[[ GIVEN RECORDS, beginning ]]

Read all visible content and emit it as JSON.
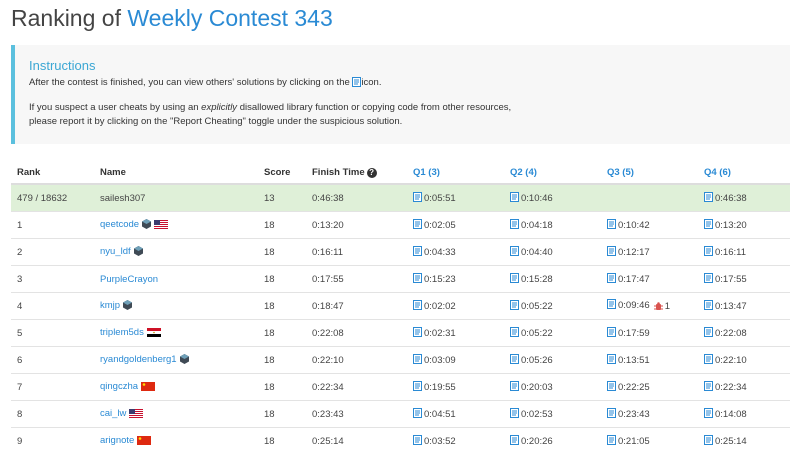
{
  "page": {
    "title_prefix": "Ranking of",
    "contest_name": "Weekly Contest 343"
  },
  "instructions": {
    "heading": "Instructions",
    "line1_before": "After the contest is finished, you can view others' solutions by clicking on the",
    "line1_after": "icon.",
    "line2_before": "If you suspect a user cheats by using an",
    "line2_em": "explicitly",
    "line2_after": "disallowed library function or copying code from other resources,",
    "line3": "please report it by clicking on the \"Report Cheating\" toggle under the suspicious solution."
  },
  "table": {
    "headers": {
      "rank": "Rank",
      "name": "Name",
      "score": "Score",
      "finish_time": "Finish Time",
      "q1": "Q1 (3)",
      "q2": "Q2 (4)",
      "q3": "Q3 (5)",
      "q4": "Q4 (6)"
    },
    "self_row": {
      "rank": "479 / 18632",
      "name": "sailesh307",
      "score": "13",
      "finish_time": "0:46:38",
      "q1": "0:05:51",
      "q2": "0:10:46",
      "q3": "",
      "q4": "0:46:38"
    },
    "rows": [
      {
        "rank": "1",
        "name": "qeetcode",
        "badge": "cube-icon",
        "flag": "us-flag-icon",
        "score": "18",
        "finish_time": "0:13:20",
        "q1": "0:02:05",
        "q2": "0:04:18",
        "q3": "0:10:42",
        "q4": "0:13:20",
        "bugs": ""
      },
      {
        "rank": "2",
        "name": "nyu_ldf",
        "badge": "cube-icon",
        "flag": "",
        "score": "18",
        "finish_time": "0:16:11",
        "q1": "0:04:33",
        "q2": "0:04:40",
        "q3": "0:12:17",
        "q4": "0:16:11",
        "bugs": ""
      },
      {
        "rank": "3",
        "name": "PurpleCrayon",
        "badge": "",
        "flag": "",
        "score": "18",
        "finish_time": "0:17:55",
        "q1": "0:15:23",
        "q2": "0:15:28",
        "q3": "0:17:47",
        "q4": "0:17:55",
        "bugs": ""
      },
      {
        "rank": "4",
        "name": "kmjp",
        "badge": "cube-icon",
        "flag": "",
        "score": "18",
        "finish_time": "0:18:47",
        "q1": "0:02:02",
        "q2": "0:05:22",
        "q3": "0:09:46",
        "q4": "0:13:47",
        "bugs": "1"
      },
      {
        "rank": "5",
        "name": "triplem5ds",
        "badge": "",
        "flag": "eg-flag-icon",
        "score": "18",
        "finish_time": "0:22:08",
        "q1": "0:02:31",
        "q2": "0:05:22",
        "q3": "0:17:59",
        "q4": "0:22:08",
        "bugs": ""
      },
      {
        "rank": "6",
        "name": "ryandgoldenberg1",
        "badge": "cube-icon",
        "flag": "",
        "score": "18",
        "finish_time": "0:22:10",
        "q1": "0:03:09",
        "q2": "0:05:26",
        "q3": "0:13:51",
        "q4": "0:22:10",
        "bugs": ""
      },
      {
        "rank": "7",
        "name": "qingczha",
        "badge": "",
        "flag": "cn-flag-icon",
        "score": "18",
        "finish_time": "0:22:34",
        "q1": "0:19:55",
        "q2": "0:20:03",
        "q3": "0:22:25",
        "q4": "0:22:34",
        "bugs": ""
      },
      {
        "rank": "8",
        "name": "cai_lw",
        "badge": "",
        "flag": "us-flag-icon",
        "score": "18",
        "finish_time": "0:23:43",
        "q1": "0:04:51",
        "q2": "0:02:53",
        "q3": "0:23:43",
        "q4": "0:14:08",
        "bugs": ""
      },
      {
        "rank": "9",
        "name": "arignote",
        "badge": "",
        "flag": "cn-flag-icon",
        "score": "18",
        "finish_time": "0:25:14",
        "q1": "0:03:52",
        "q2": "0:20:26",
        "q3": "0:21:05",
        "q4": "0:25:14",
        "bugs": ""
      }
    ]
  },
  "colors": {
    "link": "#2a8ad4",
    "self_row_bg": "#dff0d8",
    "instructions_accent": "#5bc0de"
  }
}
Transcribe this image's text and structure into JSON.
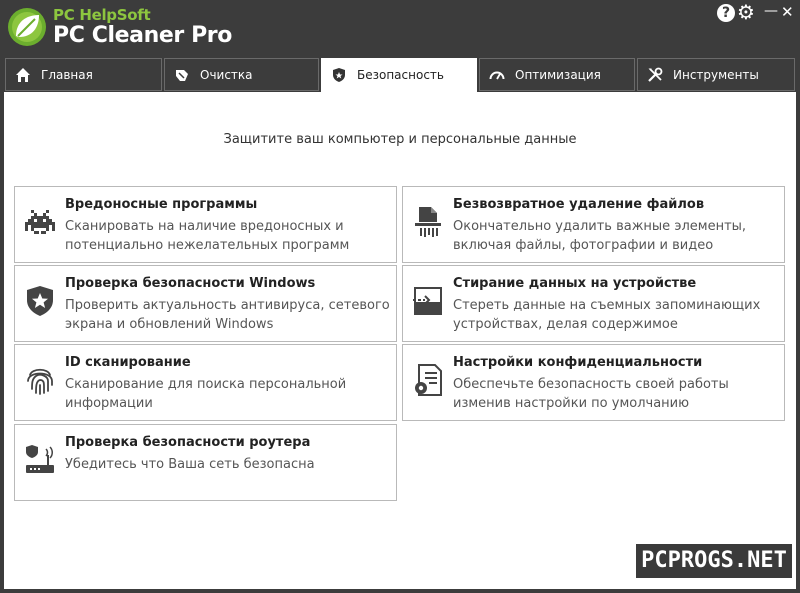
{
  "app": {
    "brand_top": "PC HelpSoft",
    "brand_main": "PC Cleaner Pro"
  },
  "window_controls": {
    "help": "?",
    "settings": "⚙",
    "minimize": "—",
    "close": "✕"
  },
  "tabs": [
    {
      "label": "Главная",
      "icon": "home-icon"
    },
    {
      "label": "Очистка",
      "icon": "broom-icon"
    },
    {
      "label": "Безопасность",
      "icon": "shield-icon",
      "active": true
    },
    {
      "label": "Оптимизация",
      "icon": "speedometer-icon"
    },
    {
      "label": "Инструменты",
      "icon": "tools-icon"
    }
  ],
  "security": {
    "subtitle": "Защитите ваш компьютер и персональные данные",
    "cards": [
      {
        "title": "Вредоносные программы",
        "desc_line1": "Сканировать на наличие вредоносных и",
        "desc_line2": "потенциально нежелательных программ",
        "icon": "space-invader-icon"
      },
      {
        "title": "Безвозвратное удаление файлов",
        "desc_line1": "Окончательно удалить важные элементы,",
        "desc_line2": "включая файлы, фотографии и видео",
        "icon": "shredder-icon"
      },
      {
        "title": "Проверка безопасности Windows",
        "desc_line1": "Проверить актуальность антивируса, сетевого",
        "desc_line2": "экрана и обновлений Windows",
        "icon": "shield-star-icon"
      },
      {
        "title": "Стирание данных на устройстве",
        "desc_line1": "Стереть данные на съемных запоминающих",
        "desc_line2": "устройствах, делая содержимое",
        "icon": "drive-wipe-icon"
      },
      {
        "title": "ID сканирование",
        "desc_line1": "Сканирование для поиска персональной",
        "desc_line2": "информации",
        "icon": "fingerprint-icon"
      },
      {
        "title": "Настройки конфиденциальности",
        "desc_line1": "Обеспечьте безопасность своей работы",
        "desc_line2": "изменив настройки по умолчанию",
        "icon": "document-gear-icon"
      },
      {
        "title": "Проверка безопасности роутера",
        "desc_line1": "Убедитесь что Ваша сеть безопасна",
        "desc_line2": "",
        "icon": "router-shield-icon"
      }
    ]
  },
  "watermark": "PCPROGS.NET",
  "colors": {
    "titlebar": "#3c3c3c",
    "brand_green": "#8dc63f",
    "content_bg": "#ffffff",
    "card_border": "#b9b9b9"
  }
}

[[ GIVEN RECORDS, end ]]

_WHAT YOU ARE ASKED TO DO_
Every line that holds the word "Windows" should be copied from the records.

_TASK RESULT_
        "title": "Проверка безопасности Windows",
        "desc_line2": "экрана и обновлений Windows",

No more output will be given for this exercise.